▸ WHAT TO DO
Would you find each line in the entries below with the string "JSON" and copy it?

▸ WORKING DATA

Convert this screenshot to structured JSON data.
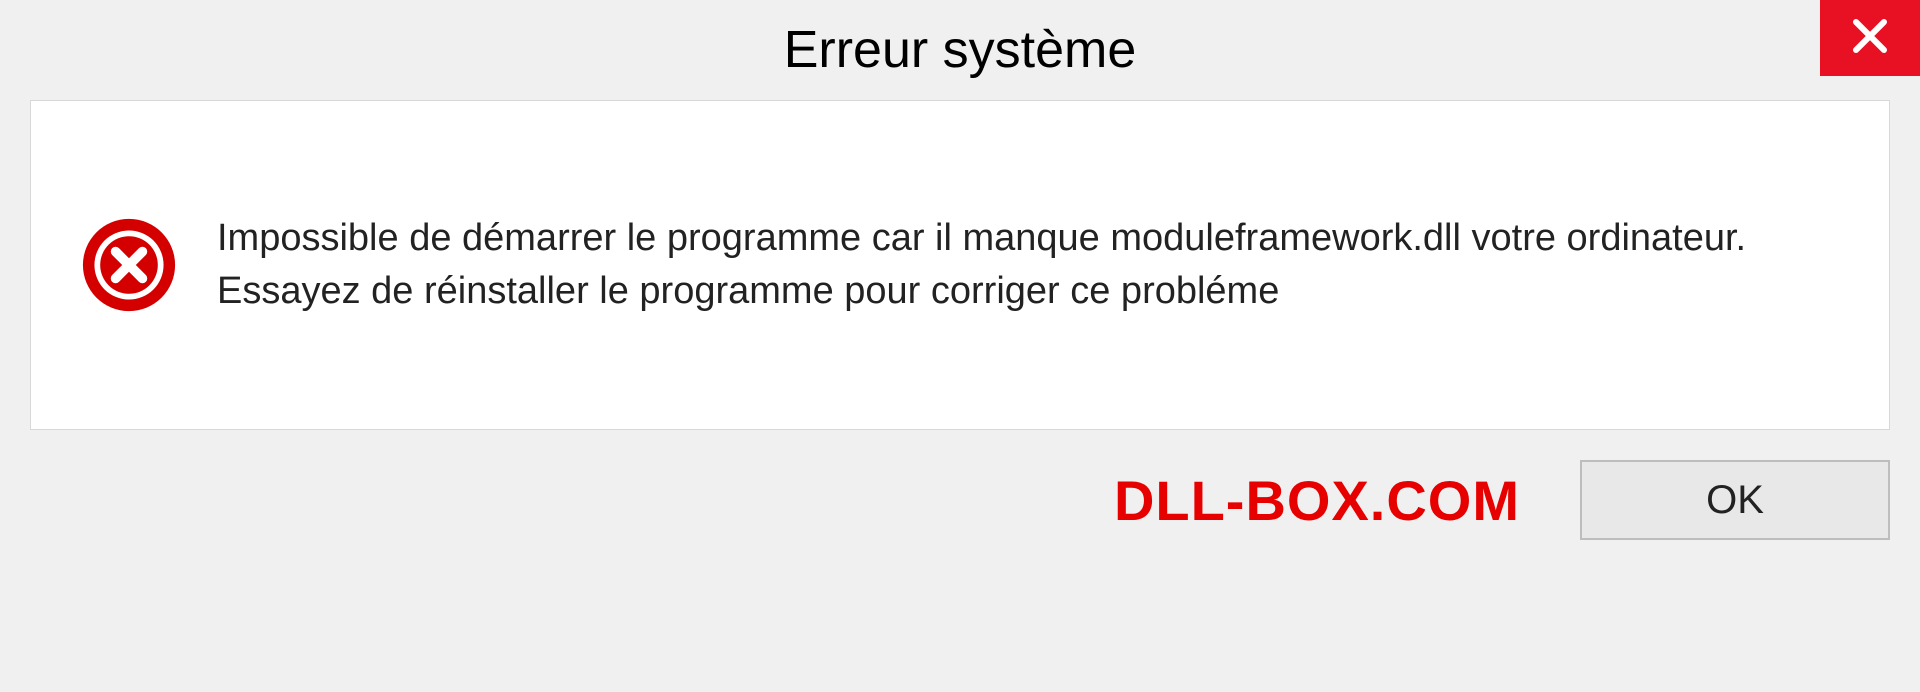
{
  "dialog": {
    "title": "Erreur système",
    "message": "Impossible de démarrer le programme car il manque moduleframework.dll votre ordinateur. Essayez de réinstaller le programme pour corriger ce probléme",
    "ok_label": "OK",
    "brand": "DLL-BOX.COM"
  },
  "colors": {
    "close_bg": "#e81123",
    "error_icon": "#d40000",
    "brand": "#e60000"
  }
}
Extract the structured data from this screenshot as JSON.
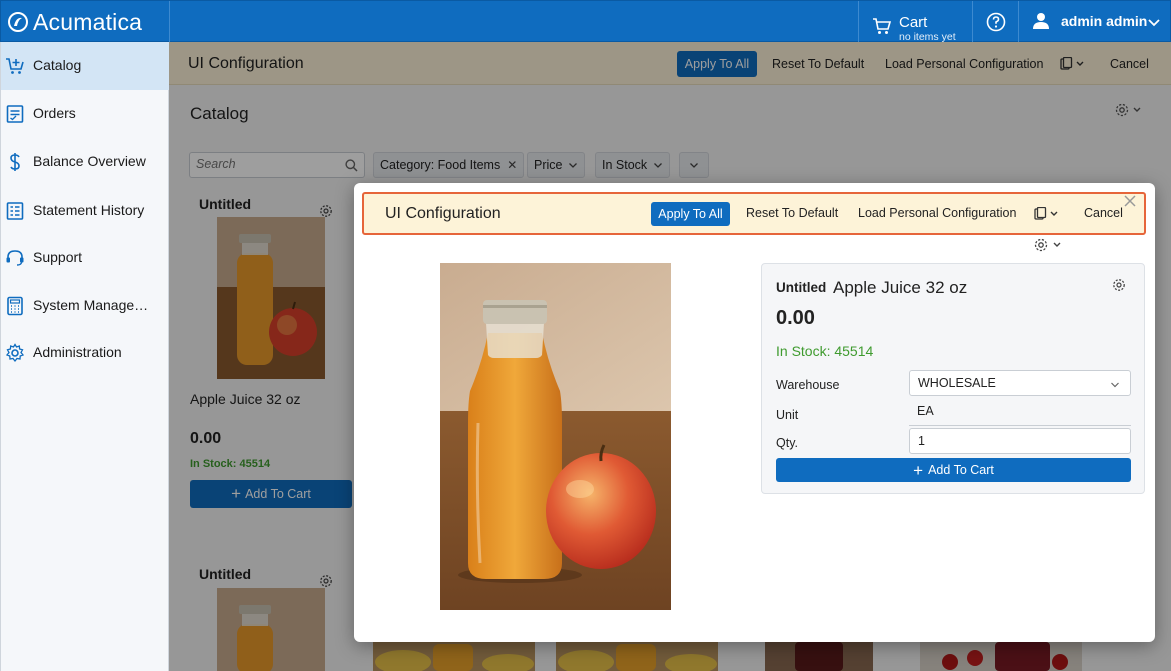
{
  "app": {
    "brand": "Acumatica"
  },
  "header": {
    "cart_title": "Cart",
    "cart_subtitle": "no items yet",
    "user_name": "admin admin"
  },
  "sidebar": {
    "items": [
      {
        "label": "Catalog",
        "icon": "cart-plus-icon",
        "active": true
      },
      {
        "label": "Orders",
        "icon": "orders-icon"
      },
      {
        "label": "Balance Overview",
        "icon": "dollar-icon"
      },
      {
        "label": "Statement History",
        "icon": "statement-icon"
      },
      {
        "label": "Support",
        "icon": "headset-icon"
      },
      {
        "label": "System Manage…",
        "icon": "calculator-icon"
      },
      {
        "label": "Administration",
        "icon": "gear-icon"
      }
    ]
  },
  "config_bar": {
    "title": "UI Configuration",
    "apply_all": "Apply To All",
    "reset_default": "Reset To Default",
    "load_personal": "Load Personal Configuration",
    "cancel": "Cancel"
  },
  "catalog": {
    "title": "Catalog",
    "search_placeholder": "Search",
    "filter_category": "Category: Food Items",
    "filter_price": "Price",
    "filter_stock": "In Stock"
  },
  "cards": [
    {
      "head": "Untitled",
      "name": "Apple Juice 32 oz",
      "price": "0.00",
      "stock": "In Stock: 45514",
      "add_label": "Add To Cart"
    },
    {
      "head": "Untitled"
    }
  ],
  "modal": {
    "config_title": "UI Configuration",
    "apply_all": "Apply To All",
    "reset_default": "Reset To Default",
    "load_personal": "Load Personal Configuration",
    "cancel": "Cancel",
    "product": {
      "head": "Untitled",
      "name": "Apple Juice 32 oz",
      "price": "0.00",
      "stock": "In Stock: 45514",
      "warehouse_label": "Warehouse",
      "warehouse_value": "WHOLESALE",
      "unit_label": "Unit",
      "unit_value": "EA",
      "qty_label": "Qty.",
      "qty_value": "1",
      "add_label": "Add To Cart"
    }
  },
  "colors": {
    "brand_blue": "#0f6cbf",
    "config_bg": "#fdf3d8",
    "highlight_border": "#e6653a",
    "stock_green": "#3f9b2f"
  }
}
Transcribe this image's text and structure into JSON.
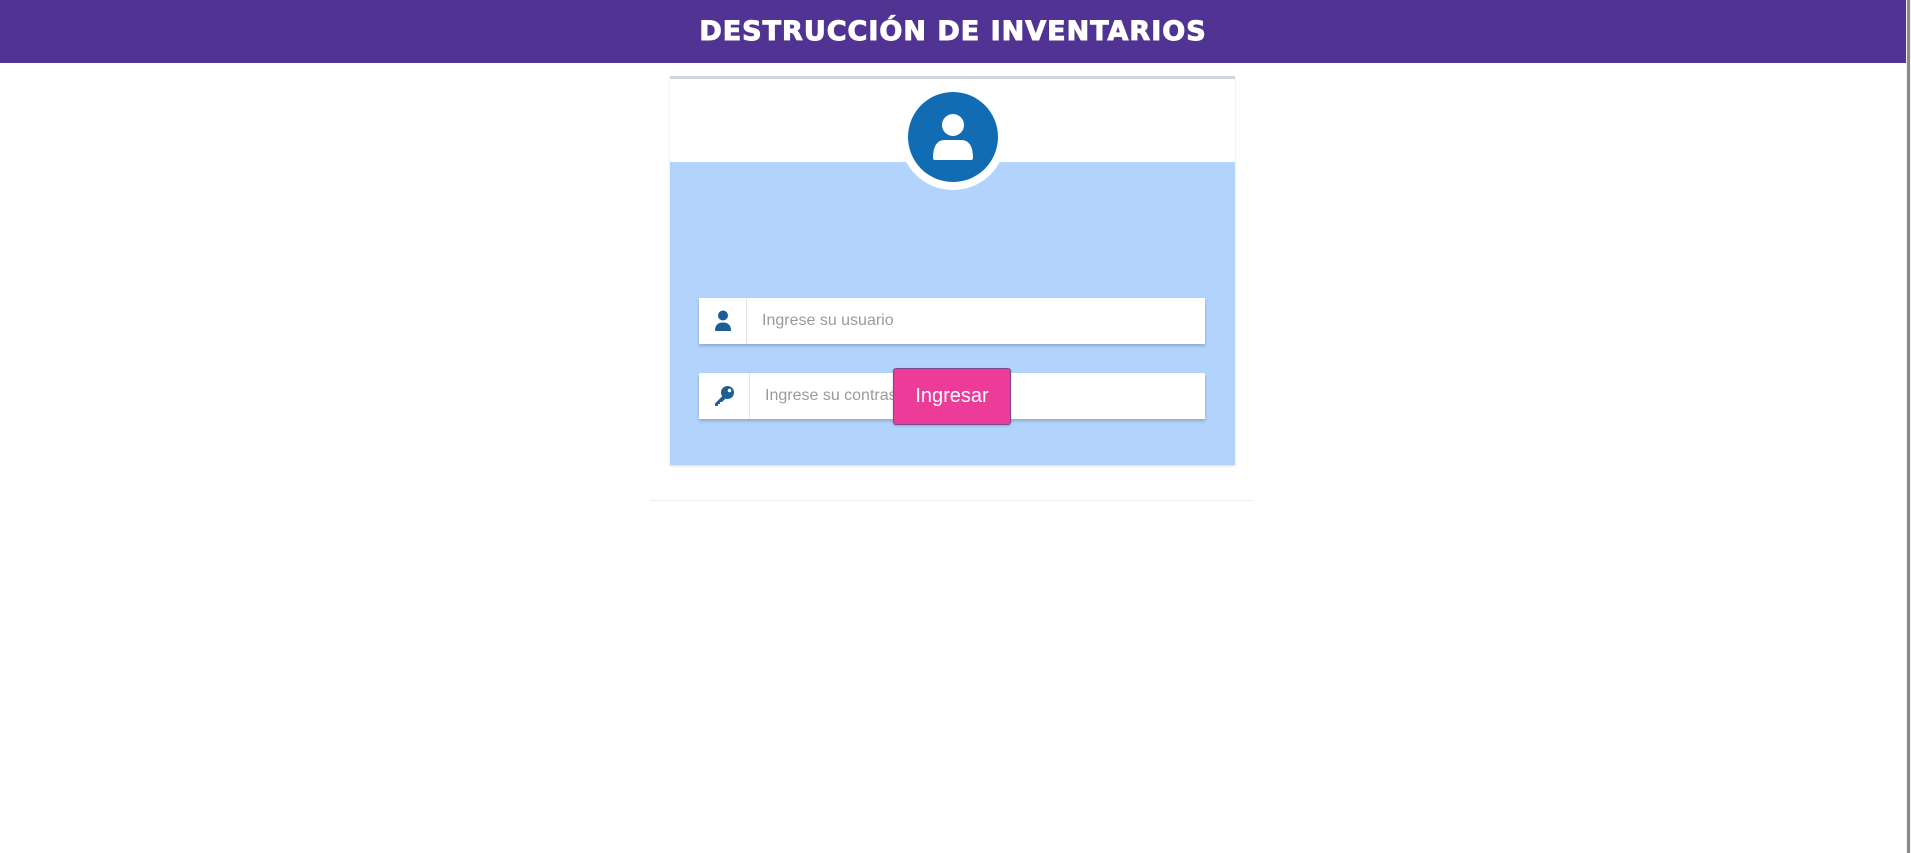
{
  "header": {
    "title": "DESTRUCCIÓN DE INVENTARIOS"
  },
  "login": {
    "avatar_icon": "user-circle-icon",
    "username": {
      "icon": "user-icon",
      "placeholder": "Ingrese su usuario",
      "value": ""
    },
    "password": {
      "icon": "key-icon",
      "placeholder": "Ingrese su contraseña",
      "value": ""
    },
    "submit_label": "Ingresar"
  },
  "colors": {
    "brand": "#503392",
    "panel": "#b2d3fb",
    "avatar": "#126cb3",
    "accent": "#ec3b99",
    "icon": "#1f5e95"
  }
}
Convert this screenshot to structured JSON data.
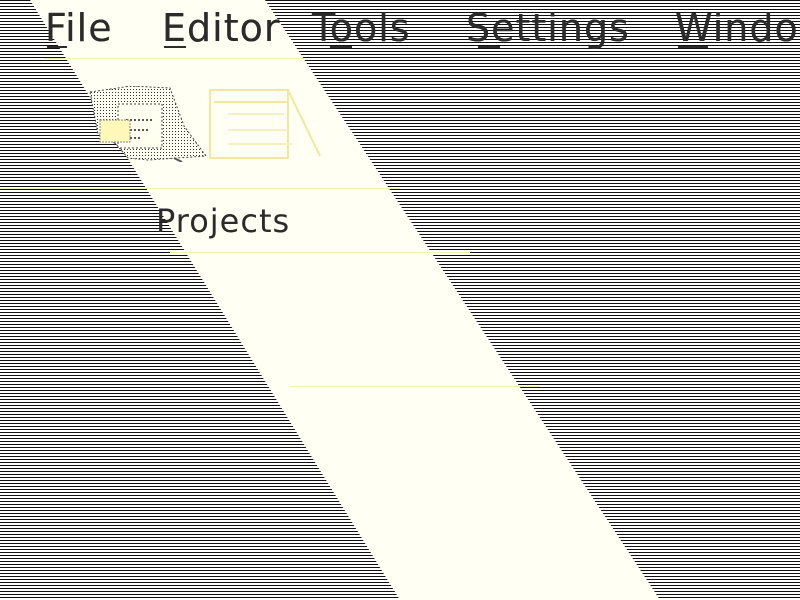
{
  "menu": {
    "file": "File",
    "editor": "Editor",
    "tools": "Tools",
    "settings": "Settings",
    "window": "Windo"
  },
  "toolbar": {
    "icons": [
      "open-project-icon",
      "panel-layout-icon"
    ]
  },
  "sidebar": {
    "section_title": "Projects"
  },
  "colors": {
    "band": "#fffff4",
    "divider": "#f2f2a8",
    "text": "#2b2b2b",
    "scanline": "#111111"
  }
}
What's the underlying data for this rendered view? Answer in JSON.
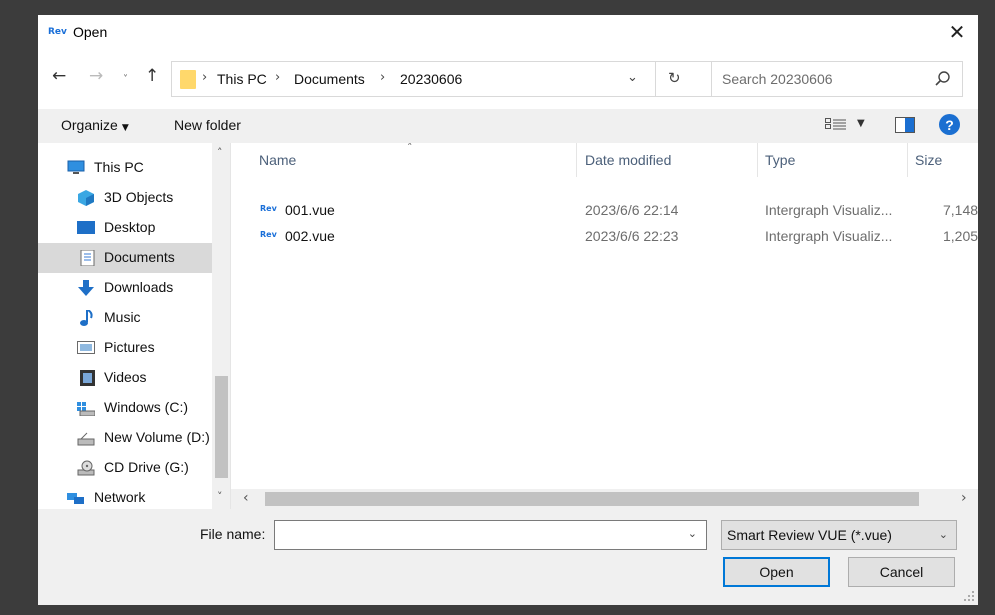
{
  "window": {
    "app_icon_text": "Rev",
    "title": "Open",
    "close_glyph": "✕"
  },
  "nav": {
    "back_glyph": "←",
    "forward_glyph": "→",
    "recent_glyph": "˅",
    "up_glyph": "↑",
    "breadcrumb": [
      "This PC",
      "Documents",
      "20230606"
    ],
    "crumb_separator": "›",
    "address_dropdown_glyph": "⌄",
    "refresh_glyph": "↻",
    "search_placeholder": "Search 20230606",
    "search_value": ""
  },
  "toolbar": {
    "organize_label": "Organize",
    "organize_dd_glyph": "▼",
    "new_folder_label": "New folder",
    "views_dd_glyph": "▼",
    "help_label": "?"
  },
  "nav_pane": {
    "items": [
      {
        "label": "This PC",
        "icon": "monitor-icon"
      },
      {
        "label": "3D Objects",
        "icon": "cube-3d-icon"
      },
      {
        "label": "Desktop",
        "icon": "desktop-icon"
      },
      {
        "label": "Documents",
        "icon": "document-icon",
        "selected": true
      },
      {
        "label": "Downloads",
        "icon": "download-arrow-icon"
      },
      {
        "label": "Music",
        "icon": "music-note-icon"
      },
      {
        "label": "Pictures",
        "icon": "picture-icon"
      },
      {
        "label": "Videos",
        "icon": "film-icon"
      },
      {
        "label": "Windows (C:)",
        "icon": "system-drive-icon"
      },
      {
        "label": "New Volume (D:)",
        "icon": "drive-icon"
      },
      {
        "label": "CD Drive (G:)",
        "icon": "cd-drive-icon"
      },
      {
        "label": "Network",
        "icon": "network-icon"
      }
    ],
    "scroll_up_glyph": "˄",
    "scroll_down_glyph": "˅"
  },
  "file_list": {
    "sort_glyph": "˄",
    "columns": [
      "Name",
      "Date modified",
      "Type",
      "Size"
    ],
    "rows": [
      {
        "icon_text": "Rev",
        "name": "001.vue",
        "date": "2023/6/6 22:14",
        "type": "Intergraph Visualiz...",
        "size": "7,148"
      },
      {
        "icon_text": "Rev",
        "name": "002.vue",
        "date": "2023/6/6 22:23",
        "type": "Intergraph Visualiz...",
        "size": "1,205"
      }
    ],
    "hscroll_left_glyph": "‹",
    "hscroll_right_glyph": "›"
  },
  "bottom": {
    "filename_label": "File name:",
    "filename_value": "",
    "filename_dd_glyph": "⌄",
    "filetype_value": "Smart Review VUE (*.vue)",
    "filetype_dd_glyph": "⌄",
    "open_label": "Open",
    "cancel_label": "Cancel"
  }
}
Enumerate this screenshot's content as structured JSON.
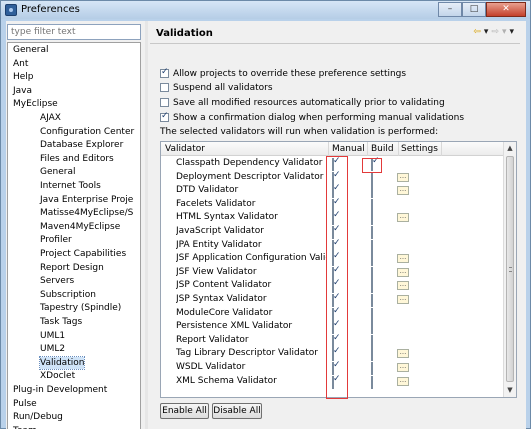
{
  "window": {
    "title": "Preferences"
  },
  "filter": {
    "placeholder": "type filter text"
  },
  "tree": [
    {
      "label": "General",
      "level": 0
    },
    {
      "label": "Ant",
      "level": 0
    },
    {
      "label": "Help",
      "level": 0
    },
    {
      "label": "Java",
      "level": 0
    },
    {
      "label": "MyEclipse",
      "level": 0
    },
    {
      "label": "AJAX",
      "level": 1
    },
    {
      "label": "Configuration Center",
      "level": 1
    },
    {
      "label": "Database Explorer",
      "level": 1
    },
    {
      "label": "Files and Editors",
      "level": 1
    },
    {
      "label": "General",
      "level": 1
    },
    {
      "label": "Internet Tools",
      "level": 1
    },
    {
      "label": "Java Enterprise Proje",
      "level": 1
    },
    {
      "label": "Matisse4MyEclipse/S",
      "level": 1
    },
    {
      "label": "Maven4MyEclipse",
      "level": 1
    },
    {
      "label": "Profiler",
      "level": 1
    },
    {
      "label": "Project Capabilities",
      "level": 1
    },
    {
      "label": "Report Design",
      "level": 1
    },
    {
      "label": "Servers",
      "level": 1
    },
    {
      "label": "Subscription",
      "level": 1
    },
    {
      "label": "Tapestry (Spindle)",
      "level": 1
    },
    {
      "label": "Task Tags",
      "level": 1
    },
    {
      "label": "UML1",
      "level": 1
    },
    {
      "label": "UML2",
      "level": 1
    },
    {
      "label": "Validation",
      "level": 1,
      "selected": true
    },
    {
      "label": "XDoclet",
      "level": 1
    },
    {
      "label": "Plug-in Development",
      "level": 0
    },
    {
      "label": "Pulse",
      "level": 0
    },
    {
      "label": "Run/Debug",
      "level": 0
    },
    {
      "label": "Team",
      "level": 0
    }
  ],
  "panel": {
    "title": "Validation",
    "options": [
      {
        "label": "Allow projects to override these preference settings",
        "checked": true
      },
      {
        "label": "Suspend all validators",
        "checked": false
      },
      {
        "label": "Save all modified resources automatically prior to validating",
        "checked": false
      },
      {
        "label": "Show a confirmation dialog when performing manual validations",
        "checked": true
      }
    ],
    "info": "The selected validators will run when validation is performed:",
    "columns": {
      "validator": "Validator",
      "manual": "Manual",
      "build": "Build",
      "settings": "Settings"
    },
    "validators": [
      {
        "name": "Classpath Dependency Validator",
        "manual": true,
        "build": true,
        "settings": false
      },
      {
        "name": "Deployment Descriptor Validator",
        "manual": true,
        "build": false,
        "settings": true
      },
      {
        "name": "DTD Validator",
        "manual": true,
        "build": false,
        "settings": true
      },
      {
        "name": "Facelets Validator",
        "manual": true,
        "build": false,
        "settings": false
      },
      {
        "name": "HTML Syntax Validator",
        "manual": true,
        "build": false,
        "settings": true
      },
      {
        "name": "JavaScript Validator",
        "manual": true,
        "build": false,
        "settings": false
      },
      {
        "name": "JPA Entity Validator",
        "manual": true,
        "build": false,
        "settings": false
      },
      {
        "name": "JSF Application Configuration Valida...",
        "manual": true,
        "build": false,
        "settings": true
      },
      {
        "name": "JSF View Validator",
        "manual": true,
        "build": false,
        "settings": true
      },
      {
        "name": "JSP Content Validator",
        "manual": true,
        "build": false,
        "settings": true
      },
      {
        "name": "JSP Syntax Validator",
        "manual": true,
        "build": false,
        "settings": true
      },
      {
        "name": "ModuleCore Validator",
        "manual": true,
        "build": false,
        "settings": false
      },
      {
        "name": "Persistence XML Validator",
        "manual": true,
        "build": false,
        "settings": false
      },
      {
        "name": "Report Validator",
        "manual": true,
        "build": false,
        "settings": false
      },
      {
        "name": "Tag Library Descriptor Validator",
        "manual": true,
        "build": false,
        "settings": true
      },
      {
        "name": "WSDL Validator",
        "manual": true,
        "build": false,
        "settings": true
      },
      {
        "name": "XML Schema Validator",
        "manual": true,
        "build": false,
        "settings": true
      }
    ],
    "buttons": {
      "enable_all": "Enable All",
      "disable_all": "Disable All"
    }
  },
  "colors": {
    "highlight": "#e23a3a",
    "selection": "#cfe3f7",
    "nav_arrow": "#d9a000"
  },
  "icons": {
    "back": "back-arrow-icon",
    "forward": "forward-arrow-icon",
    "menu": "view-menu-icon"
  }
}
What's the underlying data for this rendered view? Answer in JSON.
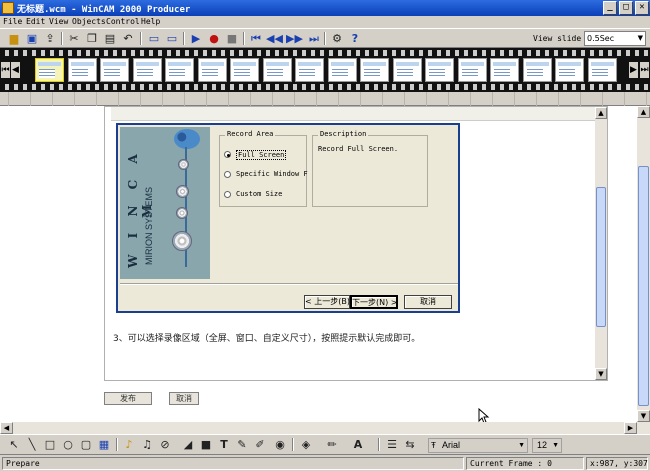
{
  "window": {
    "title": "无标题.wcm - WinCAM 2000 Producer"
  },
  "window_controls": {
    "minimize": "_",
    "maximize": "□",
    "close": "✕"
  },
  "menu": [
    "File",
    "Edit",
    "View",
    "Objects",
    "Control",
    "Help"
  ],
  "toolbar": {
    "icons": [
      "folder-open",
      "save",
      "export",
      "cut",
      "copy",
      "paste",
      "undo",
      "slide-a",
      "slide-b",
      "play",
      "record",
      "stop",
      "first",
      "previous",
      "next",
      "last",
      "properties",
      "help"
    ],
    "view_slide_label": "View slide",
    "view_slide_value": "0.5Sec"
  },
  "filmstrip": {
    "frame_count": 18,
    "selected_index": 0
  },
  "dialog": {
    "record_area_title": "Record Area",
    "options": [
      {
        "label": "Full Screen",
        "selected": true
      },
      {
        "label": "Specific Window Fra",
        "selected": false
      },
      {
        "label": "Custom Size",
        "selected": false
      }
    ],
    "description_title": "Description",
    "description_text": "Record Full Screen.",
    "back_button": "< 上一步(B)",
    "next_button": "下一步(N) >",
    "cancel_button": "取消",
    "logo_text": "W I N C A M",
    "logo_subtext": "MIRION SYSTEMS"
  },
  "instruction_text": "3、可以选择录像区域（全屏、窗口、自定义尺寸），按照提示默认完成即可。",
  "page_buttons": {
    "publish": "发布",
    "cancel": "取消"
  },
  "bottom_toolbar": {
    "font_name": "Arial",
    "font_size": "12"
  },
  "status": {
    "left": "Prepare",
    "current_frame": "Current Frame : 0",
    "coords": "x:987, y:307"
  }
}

▸ ANSWER FOR THE TASK
Convert this screenshot to structured JSON data.
Extract the structured data from this screenshot as JSON.
Transcribe this image's text and structure into JSON.
Convert this screenshot to structured JSON data.
What's the underlying data for this rendered view? Answer in JSON.
Enumerate this screenshot's content as structured JSON.
What's the underlying data for this rendered view? Answer in JSON.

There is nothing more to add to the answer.